This exercise requires every record to be repeated exactly.

(PROVIDED DATA):
━━━━━━━━━━━━━━━━━━━━
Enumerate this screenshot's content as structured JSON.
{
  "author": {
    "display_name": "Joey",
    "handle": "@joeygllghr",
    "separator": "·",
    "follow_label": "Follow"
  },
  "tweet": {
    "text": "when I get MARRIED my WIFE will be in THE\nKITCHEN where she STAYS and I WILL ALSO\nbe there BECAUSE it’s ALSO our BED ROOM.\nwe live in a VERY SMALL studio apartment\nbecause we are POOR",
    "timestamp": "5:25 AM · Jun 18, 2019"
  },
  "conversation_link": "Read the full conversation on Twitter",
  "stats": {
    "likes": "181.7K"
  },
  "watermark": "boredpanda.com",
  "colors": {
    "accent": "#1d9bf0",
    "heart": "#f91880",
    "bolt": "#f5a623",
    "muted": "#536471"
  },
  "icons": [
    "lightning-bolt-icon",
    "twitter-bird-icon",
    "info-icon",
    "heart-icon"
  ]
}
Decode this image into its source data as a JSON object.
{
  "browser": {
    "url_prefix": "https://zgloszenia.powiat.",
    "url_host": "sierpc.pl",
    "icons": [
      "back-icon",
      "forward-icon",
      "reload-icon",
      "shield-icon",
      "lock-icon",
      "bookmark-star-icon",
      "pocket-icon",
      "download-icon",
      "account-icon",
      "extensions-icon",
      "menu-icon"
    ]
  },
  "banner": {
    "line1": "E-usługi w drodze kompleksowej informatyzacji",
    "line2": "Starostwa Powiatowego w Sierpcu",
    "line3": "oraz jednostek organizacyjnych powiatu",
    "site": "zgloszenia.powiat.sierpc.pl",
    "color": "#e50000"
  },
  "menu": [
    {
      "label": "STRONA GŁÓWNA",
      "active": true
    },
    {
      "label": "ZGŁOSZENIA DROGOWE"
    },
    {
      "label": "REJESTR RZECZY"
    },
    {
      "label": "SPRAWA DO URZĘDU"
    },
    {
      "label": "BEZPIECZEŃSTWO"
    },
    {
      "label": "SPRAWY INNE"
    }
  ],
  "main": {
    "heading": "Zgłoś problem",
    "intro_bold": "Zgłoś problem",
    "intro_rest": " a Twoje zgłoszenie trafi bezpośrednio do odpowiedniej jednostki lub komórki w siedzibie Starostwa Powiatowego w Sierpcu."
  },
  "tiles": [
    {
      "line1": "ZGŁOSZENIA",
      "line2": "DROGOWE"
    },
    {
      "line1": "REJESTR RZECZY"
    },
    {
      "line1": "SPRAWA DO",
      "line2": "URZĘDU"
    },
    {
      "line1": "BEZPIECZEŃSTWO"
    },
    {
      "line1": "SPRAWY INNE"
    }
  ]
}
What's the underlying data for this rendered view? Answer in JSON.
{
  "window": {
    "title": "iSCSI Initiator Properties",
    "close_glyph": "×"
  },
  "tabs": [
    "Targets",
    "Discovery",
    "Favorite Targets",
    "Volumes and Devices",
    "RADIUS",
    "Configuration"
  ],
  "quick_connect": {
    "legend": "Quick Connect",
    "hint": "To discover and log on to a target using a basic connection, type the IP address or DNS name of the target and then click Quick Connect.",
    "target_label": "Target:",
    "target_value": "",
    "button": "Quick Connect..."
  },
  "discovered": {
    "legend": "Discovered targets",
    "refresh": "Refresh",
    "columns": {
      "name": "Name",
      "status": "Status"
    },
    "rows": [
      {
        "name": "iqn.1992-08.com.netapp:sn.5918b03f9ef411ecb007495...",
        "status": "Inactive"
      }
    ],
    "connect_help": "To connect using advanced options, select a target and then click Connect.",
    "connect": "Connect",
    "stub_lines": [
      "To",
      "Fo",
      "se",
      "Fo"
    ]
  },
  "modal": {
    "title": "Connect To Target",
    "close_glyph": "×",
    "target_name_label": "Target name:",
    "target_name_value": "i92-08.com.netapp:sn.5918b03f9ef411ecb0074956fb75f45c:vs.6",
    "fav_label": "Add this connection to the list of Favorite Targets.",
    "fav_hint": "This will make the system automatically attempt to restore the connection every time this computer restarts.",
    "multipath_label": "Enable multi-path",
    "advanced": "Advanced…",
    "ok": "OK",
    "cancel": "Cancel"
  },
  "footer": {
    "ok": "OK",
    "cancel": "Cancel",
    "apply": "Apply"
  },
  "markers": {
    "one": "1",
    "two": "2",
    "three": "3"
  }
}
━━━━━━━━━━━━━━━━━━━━
(COMPLETED TASK):
Enumerate this screenshot's content as structured JSON.
{
  "author": {
    "display_name": "Joey",
    "handle": "@joeygllghr",
    "separator": "·",
    "follow_label": "Follow"
  },
  "tweet": {
    "text": "when I get MARRIED my WIFE will be in THE\nKITCHEN where she STAYS and I WILL ALSO\nbe there BECAUSE it’s ALSO our BED ROOM.\nwe live in a VERY SMALL studio apartment\nbecause we are POOR",
    "timestamp": "5:25 AM · Jun 18, 2019"
  },
  "conversation_link": "Read the full conversation on Twitter",
  "stats": {
    "likes": "181.7K"
  },
  "watermark": "boredpanda.com",
  "colors": {
    "accent": "#1d9bf0",
    "heart": "#f91880",
    "bolt": "#f5a623",
    "muted": "#536471"
  },
  "icons": [
    "lightning-bolt-icon",
    "twitter-bird-icon",
    "info-icon",
    "heart-icon"
  ]
}
Decode this image into its source data as a JSON object.
{
  "browser": {
    "url_prefix": "https://zgloszenia.powiat.",
    "url_host": "sierpc.pl",
    "icons": [
      "back-icon",
      "forward-icon",
      "reload-icon",
      "shield-icon",
      "lock-icon",
      "bookmark-star-icon",
      "pocket-icon",
      "download-icon",
      "account-icon",
      "extensions-icon",
      "menu-icon"
    ]
  },
  "banner": {
    "line1": "E-usługi w drodze kompleksowej informatyzacji",
    "line2": "Starostwa Powiatowego w Sierpcu",
    "line3": "oraz jednostek organizacyjnych powiatu",
    "site": "zgloszenia.powiat.sierpc.pl",
    "color": "#e50000"
  },
  "menu": [
    {
      "label": "STRONA GŁÓWNA",
      "active": true
    },
    {
      "label": "ZGŁOSZENIA DROGOWE"
    },
    {
      "label": "REJESTR RZECZY"
    },
    {
      "label": "SPRAWA DO URZĘDU"
    },
    {
      "label": "BEZPIECZEŃSTWO"
    },
    {
      "label": "SPRAWY INNE"
    }
  ],
  "main": {
    "heading": "Zgłoś problem",
    "intro_bold": "Zgłoś problem",
    "intro_rest": " a Twoje zgłoszenie trafi bezpośrednio do odpowiedniej jednostki lub komórki w siedzibie Starostwa Powiatowego w Sierpcu."
  },
  "tiles": [
    {
      "line1": "ZGŁOSZENIA",
      "line2": "DROGOWE"
    },
    {
      "line1": "REJESTR RZECZY"
    },
    {
      "line1": "SPRAWA DO",
      "line2": "URZĘDU"
    },
    {
      "line1": "BEZPIECZEŃSTWO"
    },
    {
      "line1": "SPRAWY INNE"
    }
  ]
}
What's the underlying data for this rendered view? Answer in JSON.
{
  "window": {
    "title": "iSCSI Initiator Properties",
    "close_glyph": "×"
  },
  "tabs": [
    "Targets",
    "Discovery",
    "Favorite Targets",
    "Volumes and Devices",
    "RADIUS",
    "Configuration"
  ],
  "quick_connect": {
    "legend": "Quick Connect",
    "hint": "To discover and log on to a target using a basic connection, type the IP address or DNS name of the target and then click Quick Connect.",
    "target_label": "Target:",
    "target_value": "",
    "button": "Quick Connect..."
  },
  "discovered": {
    "legend": "Discovered targets",
    "refresh": "Refresh",
    "columns": {
      "name": "Name",
      "status": "Status"
    },
    "rows": [
      {
        "name": "iqn.1992-08.com.netapp:sn.5918b03f9ef411ecb007495...",
        "status": "Inactive"
      }
    ],
    "connect_help": "To connect using advanced options, select a target and then click Connect.",
    "connect": "Connect",
    "stub_lines": [
      "To",
      "Fo",
      "se",
      "Fo"
    ]
  },
  "modal": {
    "title": "Connect To Target",
    "close_glyph": "×",
    "target_name_label": "Target name:",
    "target_name_value": "i92-08.com.netapp:sn.5918b03f9ef411ecb0074956fb75f45c:vs.6",
    "fav_label": "Add this connection to the list of Favorite Targets.",
    "fav_hint": "This will make the system automatically attempt to restore the connection every time this computer restarts.",
    "multipath_label": "Enable multi-path",
    "advanced": "Advanced…",
    "ok": "OK",
    "cancel": "Cancel"
  },
  "footer": {
    "ok": "OK",
    "cancel": "Cancel",
    "apply": "Apply"
  },
  "markers": {
    "one": "1",
    "two": "2",
    "three": "3"
  }
}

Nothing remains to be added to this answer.